11.5 Graphing with Different Datasets

One final note is that geom elements (geom_point(), geom_line(), etc.) can plot data from two (or more) different datasets. Let’s see an example:

## creating dataset #1
data1 <- 
  diamonds %>% 
  group_by(clarity) %>% 
  summarize(m = mean(price))  
## creating dataset #2
data2 <- 
  diamonds %>% 
  group_by(clarity, cut) %>% 
  summarize(m = mean(price))

## graphing data points from 2 different datasets on one graph
ggplot() +
  geom_point(data = data1, aes(x = clarity, y = m), color = "blue") + # must include argument label "data"
  geom_point(data = data2, aes(x = clarity, y = m))

In the above example, the data from the dataset called data1 is colored in blue for distinction. This data’s values calculate the mean (average) price of diamonds for each clarity (simply execute data1 or View(data1) to view the data). The data from the dataset called data2 is colored in black.

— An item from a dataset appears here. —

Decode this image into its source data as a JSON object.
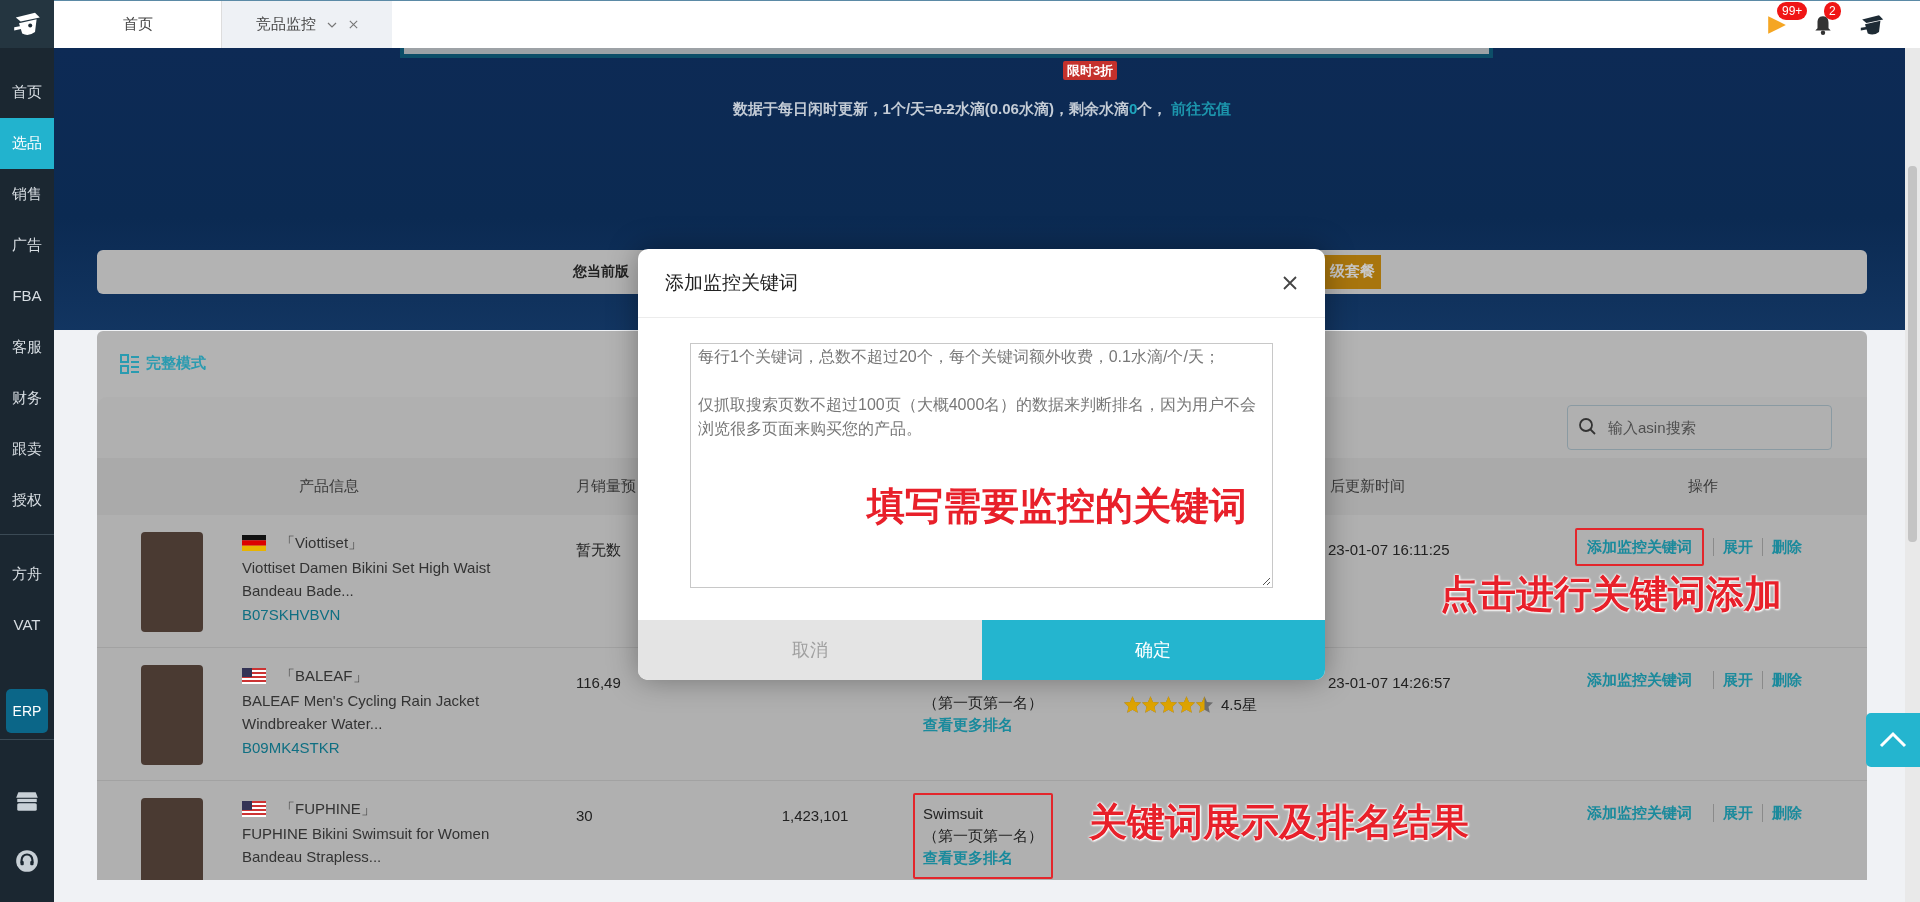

This dataset’s values are derived from the mean (average) price of diamonds for each clarity and cut category. Again, the x and y values must be the same (clarity and m).

Within each geom element, you specify the name of the dataset with the argument label data =. This is because the first argument for many of the geom functions is the aesthetic mapping by default. Note that you can plot with multiple datasets for any other geom element too. You could have a geom_bar() for data1 and a geom_point() for data2 if you wanted to! If for some reason you wanted to plot error bars from data1 and data points from data2, you could do that also. This would likely be a terrible graph, but you could.